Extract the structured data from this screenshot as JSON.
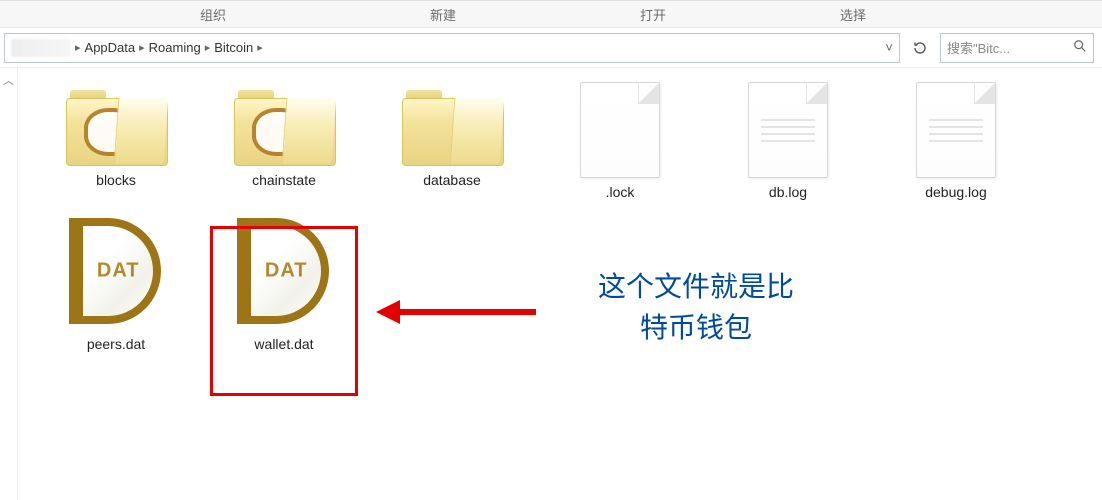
{
  "ribbon": {
    "groups": [
      "组织",
      "新建",
      "打开",
      "选择"
    ]
  },
  "breadcrumb": {
    "parts": [
      "AppData",
      "Roaming",
      "Bitcoin"
    ],
    "dropdown_more": "▸",
    "collapse": "˅"
  },
  "search": {
    "placeholder": "搜索\"Bitc..."
  },
  "items": [
    {
      "name": "blocks",
      "kind": "folder"
    },
    {
      "name": "chainstate",
      "kind": "folder"
    },
    {
      "name": "database",
      "kind": "folder"
    },
    {
      "name": ".lock",
      "kind": "txt"
    },
    {
      "name": "db.log",
      "kind": "txt"
    },
    {
      "name": "debug.log",
      "kind": "txt"
    },
    {
      "name": "peers.dat",
      "kind": "dat"
    },
    {
      "name": "wallet.dat",
      "kind": "dat",
      "highlighted": true
    }
  ],
  "dat_badge_text": "DAT",
  "annotation": {
    "line1": "这个文件就是比",
    "line2": "特币钱包"
  }
}
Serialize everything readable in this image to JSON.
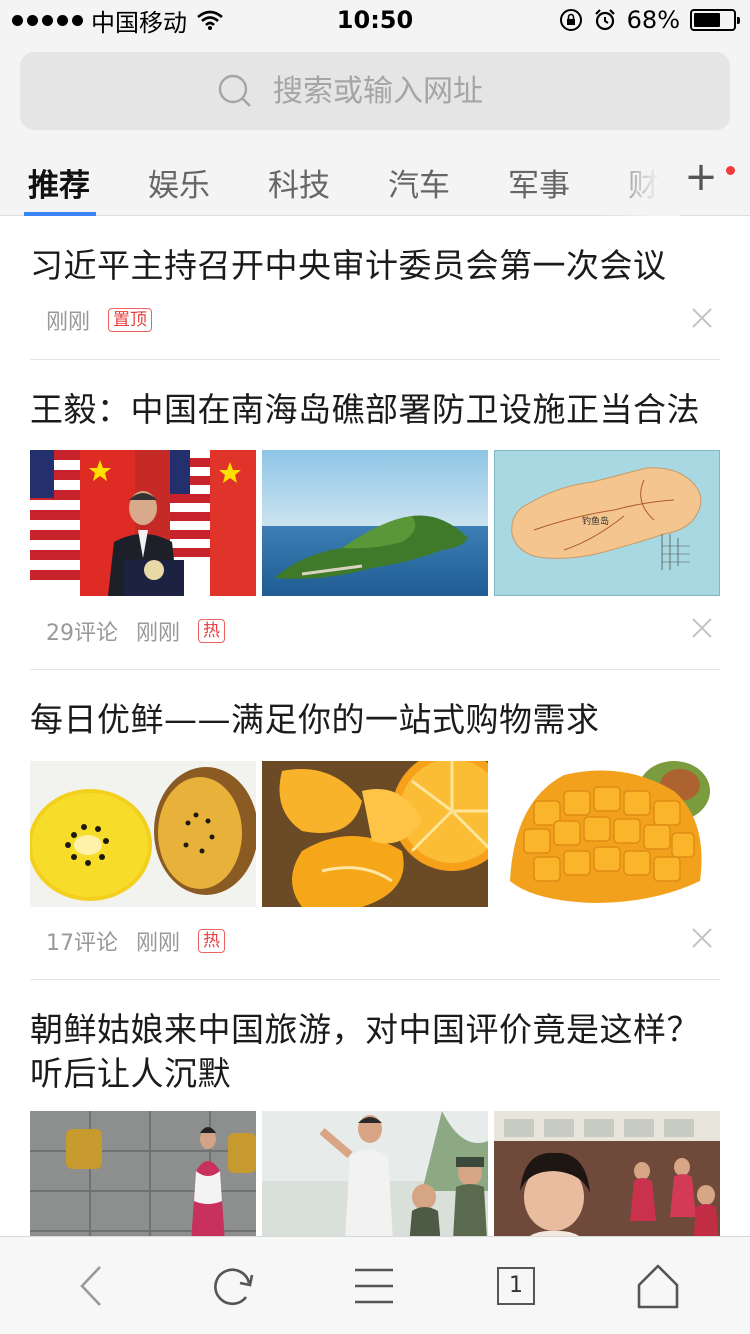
{
  "status_bar": {
    "carrier": "中国移动",
    "time": "10:50",
    "battery": "68%",
    "battery_level": 0.68
  },
  "search": {
    "placeholder": "搜索或输入网址"
  },
  "tabs": [
    {
      "label": "推荐",
      "active": true
    },
    {
      "label": "娱乐"
    },
    {
      "label": "科技"
    },
    {
      "label": "汽车"
    },
    {
      "label": "军事"
    },
    {
      "label": "财"
    }
  ],
  "feed": [
    {
      "title": "习近平主持召开中央审计委员会第一次会议",
      "time": "刚刚",
      "badge": "置顶"
    },
    {
      "title": "王毅：中国在南海岛礁部署防卫设施正当合法",
      "comments": "29评论",
      "time": "刚刚",
      "badge": "热",
      "map_label": "钓鱼岛"
    },
    {
      "title": "每日优鲜——满足你的一站式购物需求",
      "comments": "17评论",
      "time": "刚刚",
      "badge": "热"
    },
    {
      "title_line1": "朝鲜姑娘来中国旅游，对中国评价竟是这样？",
      "title_line2": "听后让人沉默"
    }
  ],
  "toolbar": {
    "tab_count": "1"
  },
  "colors": {
    "accent": "#3b86f7",
    "badge_red": "#e84040",
    "notification_dot": "#f23c3c"
  }
}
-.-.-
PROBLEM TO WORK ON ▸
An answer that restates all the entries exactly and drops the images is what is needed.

SOLUTION FOR THIS TASK ▸
Extract the structured data from this screenshot as JSON.
{
  "ribbon": {
    "groups": [
      "组织",
      "新建",
      "打开",
      "选择"
    ]
  },
  "breadcrumb": {
    "parts": [
      "AppData",
      "Roaming",
      "Bitcoin"
    ],
    "dropdown_more": "▸",
    "collapse": "˅"
  },
  "search": {
    "placeholder": "搜索\"Bitc..."
  },
  "items": [
    {
      "name": "blocks",
      "kind": "folder"
    },
    {
      "name": "chainstate",
      "kind": "folder"
    },
    {
      "name": "database",
      "kind": "folder"
    },
    {
      "name": ".lock",
      "kind": "txt"
    },
    {
      "name": "db.log",
      "kind": "txt"
    },
    {
      "name": "debug.log",
      "kind": "txt"
    },
    {
      "name": "peers.dat",
      "kind": "dat"
    },
    {
      "name": "wallet.dat",
      "kind": "dat",
      "highlighted": true
    }
  ],
  "dat_badge_text": "DAT",
  "annotation": {
    "line1": "这个文件就是比",
    "line2": "特币钱包"
  }
}
Serialize everything readable in this image to JSON.
{
  "status_bar": {
    "carrier": "中国移动",
    "time": "10:50",
    "battery": "68%",
    "battery_level": 0.68
  },
  "search": {
    "placeholder": "搜索或输入网址"
  },
  "tabs": [
    {
      "label": "推荐",
      "active": true
    },
    {
      "label": "娱乐"
    },
    {
      "label": "科技"
    },
    {
      "label": "汽车"
    },
    {
      "label": "军事"
    },
    {
      "label": "财"
    }
  ],
  "feed": [
    {
      "title": "习近平主持召开中央审计委员会第一次会议",
      "time": "刚刚",
      "badge": "置顶"
    },
    {
      "title": "王毅：中国在南海岛礁部署防卫设施正当合法",
      "comments": "29评论",
      "time": "刚刚",
      "badge": "热",
      "map_label": "钓鱼岛"
    },
    {
      "title": "每日优鲜——满足你的一站式购物需求",
      "comments": "17评论",
      "time": "刚刚",
      "badge": "热"
    },
    {
      "title_line1": "朝鲜姑娘来中国旅游，对中国评价竟是这样？",
      "title_line2": "听后让人沉默"
    }
  ],
  "toolbar": {
    "tab_count": "1"
  },
  "colors": {
    "accent": "#3b86f7",
    "badge_red": "#e84040",
    "notification_dot": "#f23c3c"
  }
}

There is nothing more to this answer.